Review of Fixer by Sara Marcus for Front Street Reviews
Following Harry Leonnoff from his childhood facing anti-Semitism,
surviving polio to his life protecting the underdog from political red
tape, to his downfall in facing off against Mayor Fiorello La Guardia.
A fearless politician, working for over fourteen years as chief clerk
of the Marcy Avenue Municipal Court in Brooklyn, New York despite his
lack of a high school diploma, Leonnoff was married to a woman nicknamed
'The Commissioner' who forced him to work harder and harder to support
her in her desired way of life. Based on the true events of Brodow's grandfather,
Harry Wolkof, the work is fictional only in its recreation of events without
sufficient data to create a memoir. The reader is led to wonder if the
trials faced by Leonnoff in his early years led him to be more cognizant
of the less fortunate, particularly immigrants and minorities, or if it
was in his nature beforehand, and to fight for their rights. Born in 1883
on the Lower East Side of Manhattan to Russian-Jewish immigrants, Leonnoff
begins his climb in politics as a law clerk and aide to Tammany Hall political
leaders. While not involved in the formation, Leonnoff is a critical member
of the Harry Leonnoff Association, promoting religious and racial tolerance.
Filled with famous names and events, Samuel L. Liebowitz's involvement
in the Scottsboro Case, Rick Duvalier, Mayor Fiorello La Guardia, Dorsey
Hogan, and aliases for famous people such as Willie Malakow (Curly Murphy)
for William Kushakow.
The use of years in the chapter titles helps the reader to follow the
passage of time between incidents reported, and helps to place the incidents
in historical context. Beginning in 1961, Leonnoff's grandson goes to
visit his grandfather in the psychological hospital, Bird S. Coler Hospital,
the overflow holding for Bellevue in New York City. It is while looking
at his grandfather's shrunken, almost-lifeless form that the boy thinks
back to the amazing life Harry had led - amazing to others, but not to
Harry who wished to live without acknowledgement for what he felt was
necessary to do.
The attention to detail, descriptive language, and down-to-earth style
brings the reader into the story, rooting for Leonnoff's side throughout,
whether arguing for two Jews escaping the Gestapo to remain in the United
States, or considering an extramarital affair in New Orleans to escape
the horrible marriage he is in.
Written by a prior Hollywood movie actor, Fortune 500 sales executive,
and Marine Corps officer, one can tell the true love felt by Brodow for
his grandfather, the focus of Fixer. Although some events are drawn in
a darker light than might have been seen in the time, these changes are
needed in order to bring the reader more into the work - and an explanation
is given at the end of the work by the author.
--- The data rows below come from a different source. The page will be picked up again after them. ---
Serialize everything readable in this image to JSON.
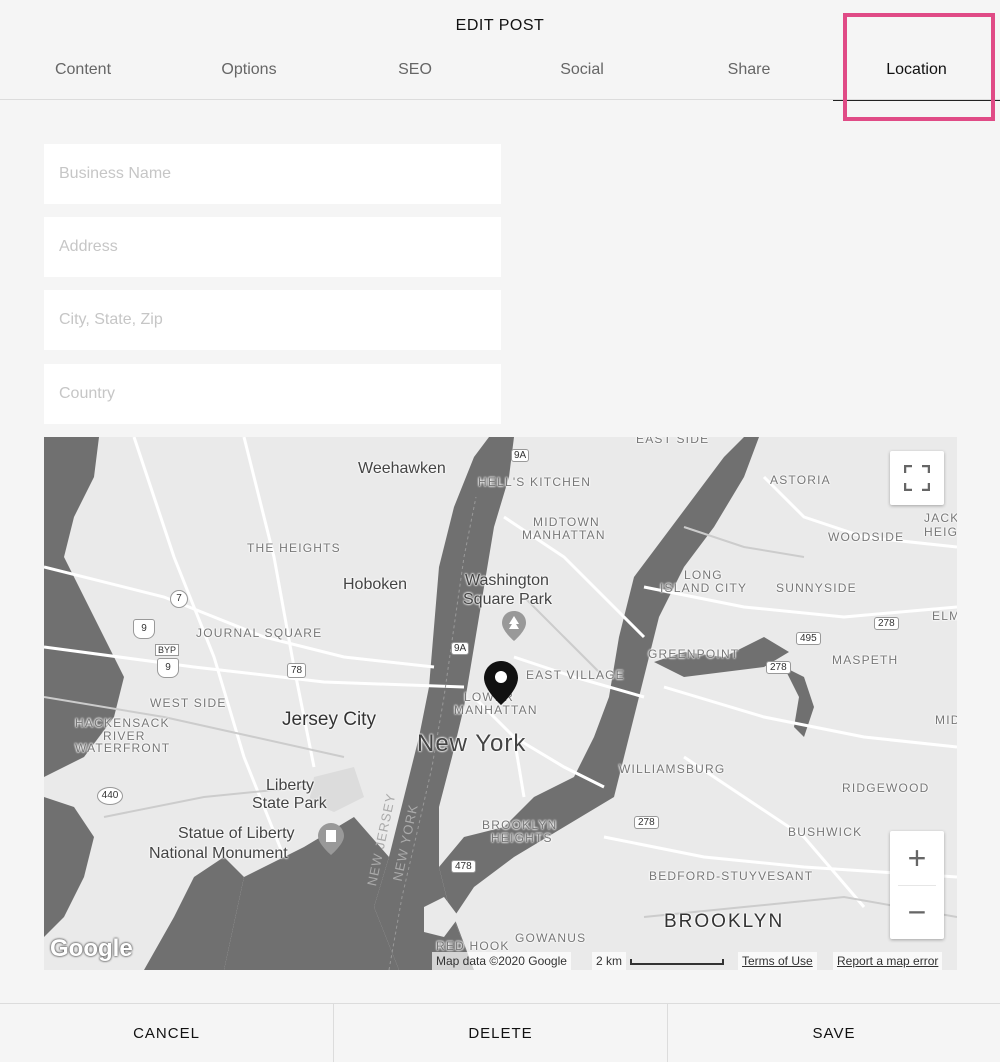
{
  "dialog": {
    "title": "EDIT POST"
  },
  "tabs": [
    {
      "label": "Content"
    },
    {
      "label": "Options"
    },
    {
      "label": "SEO"
    },
    {
      "label": "Social"
    },
    {
      "label": "Share"
    },
    {
      "label": "Location",
      "active": true
    }
  ],
  "highlight_color": "#e04b86",
  "form": {
    "business_name": {
      "value": "",
      "placeholder": "Business Name"
    },
    "address": {
      "value": "",
      "placeholder": "Address"
    },
    "city_state_zip": {
      "value": "",
      "placeholder": "City, State, Zip"
    },
    "country": {
      "value": "",
      "placeholder": "Country"
    }
  },
  "map": {
    "labels": {
      "east_side": "EAST SIDE",
      "weehawken": "Weehawken",
      "hells_kitchen": "HELL'S KITCHEN",
      "astoria": "ASTORIA",
      "jackson_heights": "JACK HEIG",
      "midtown": "MIDTOWN",
      "manhattan": "MANHATTAN",
      "the_heights": "THE HEIGHTS",
      "woodside": "WOODSIDE",
      "hoboken": "Hoboken",
      "washington_sq": "Washington",
      "square_park": "Square Park",
      "long_island_city_1": "LONG",
      "long_island_city_2": "ISLAND CITY",
      "sunnyside": "SUNNYSIDE",
      "journal_square": "JOURNAL SQUARE",
      "elm": "ELM",
      "greenpoint": "GREENPOINT",
      "maspeth": "MASPETH",
      "east_village": "EAST VILLAGE",
      "west_side": "WEST SIDE",
      "lower_manhattan_1": "LOWER",
      "lower_manhattan_2": "MANHATTAN",
      "jersey_city": "Jersey City",
      "hackensack_1": "HACKENSACK",
      "hackensack_2": "RIVER",
      "hackensack_3": "WATERFRONT",
      "new_york": "New York",
      "mid": "MID",
      "williamsburg": "WILLIAMSBURG",
      "liberty_sp_1": "Liberty",
      "liberty_sp_2": "State Park",
      "ridgewood": "RIDGEWOOD",
      "brooklyn_heights_1": "BROOKLYN",
      "brooklyn_heights_2": "HEIGHTS",
      "bushwick": "BUSHWICK",
      "statue_1": "Statue of Liberty",
      "statue_2": "National Monument",
      "new_jersey_water": "NEW JERSEY",
      "new_york_water": "NEW YORK",
      "bed_stuy": "BEDFORD-STUYVESANT",
      "brooklyn": "BROOKLYN",
      "red_hook": "RED HOOK",
      "gowanus": "GOWANUS"
    },
    "shields": {
      "r9a_top": "9A",
      "r7": "7",
      "r9": "9",
      "byp": "BYP",
      "r9b": "9",
      "r78": "78",
      "r9a_mid": "9A",
      "r495": "495",
      "r278_a": "278",
      "r278_b": "278",
      "r440": "440",
      "r278_c": "278",
      "r478": "478"
    },
    "zoom_in": "+",
    "zoom_out": "−",
    "google_logo": "Google",
    "attribution": "Map data ©2020 Google",
    "scale": "2 km",
    "terms": "Terms of Use",
    "report": "Report a map error",
    "water_color": "#707070",
    "land_color": "#eaeaea"
  },
  "footer": {
    "cancel": "CANCEL",
    "delete": "DELETE",
    "save": "SAVE"
  }
}
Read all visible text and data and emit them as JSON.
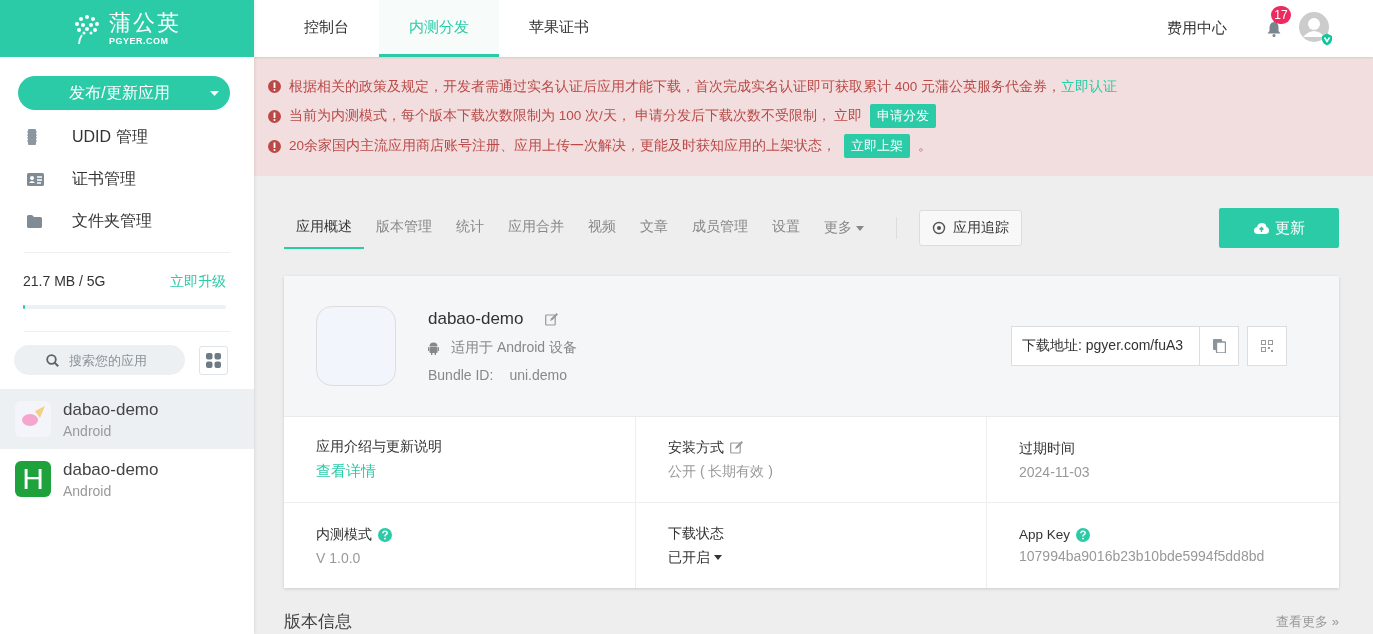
{
  "logo": {
    "name": "蒲公英",
    "domain": "PGYER.COM"
  },
  "sidebar": {
    "publish_button": "发布/更新应用",
    "menu": [
      {
        "label": "UDID 管理",
        "kind": "chip"
      },
      {
        "label": "证书管理",
        "kind": "card"
      },
      {
        "label": "文件夹管理",
        "kind": "folder"
      }
    ],
    "storage": {
      "usage": "21.7 MB / 5G",
      "upgrade": "立即升级",
      "level": 0.01
    },
    "search": {
      "placeholder": "搜索您的应用"
    },
    "apps": [
      {
        "name": "dabao-demo",
        "platform": "Android",
        "selected": true,
        "kind": "image"
      },
      {
        "name": "dabao-demo",
        "platform": "Android",
        "selected": false,
        "kind": "letter",
        "letter": "H"
      }
    ]
  },
  "top_nav": {
    "tabs": [
      {
        "label": "控制台",
        "selected": false
      },
      {
        "label": "内测分发",
        "selected": true
      },
      {
        "label": "苹果证书",
        "selected": false
      }
    ],
    "billing": "费用中心",
    "notification_count": "17"
  },
  "notices": [
    {
      "kind": "link",
      "text": "根据相关的政策及规定，开发者需通过实名认证后应用才能下载，首次完成实名认证即可获取累计 400 元蒲公英服务代金券，",
      "action": "立即认证"
    },
    {
      "kind": "button",
      "text": "当前为内测模式，每个版本下载次数限制为 100 次/天， 申请分发后下载次数不受限制， 立即",
      "action": "申请分发"
    },
    {
      "kind": "button",
      "text": "20余家国内主流应用商店账号注册、应用上传一次解决，更能及时获知应用的上架状态，",
      "action": "立即上架",
      "suffix": "。"
    }
  ],
  "app_tabs": {
    "tabs": [
      {
        "label": "应用概述",
        "selected": true
      },
      {
        "label": "版本管理",
        "selected": false
      },
      {
        "label": "统计",
        "selected": false
      },
      {
        "label": "应用合并",
        "selected": false
      },
      {
        "label": "视频",
        "selected": false
      },
      {
        "label": "文章",
        "selected": false
      },
      {
        "label": "成员管理",
        "selected": false
      },
      {
        "label": "设置",
        "selected": false
      }
    ],
    "more": "更多",
    "track": "应用追踪",
    "update": "更新"
  },
  "app": {
    "name": "dabao-demo",
    "platform_text": "适用于 Android 设备",
    "bundle_label": "Bundle ID:",
    "bundle_id": "uni.demo",
    "download": "下载地址: pgyer.com/fuA3"
  },
  "info": [
    {
      "label": "应用介绍与更新说明",
      "value": "查看详情",
      "kind": "link",
      "edit": false,
      "help": false
    },
    {
      "label": "安装方式",
      "value": "公开 ( 长期有效 )",
      "kind": "text",
      "edit": true,
      "help": false
    },
    {
      "label": "过期时间",
      "value": "2024-11-03",
      "kind": "text",
      "edit": false,
      "help": false
    },
    {
      "label": "内测模式",
      "value": "V 1.0.0",
      "kind": "text",
      "edit": false,
      "help": true
    },
    {
      "label": "下载状态",
      "value": "已开启",
      "kind": "dropdown",
      "edit": false,
      "help": false
    },
    {
      "label": "App Key",
      "value": "107994ba9016b23b10bde5994f5dd8bd",
      "kind": "text",
      "edit": false,
      "help": true
    }
  ],
  "version_section": {
    "title": "版本信息",
    "more": "查看更多 »"
  }
}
Accurate to history, and
well-researched, the work is akin to a memoir, although the need to fill
in gaps requires the work to be classified as a historical fiction.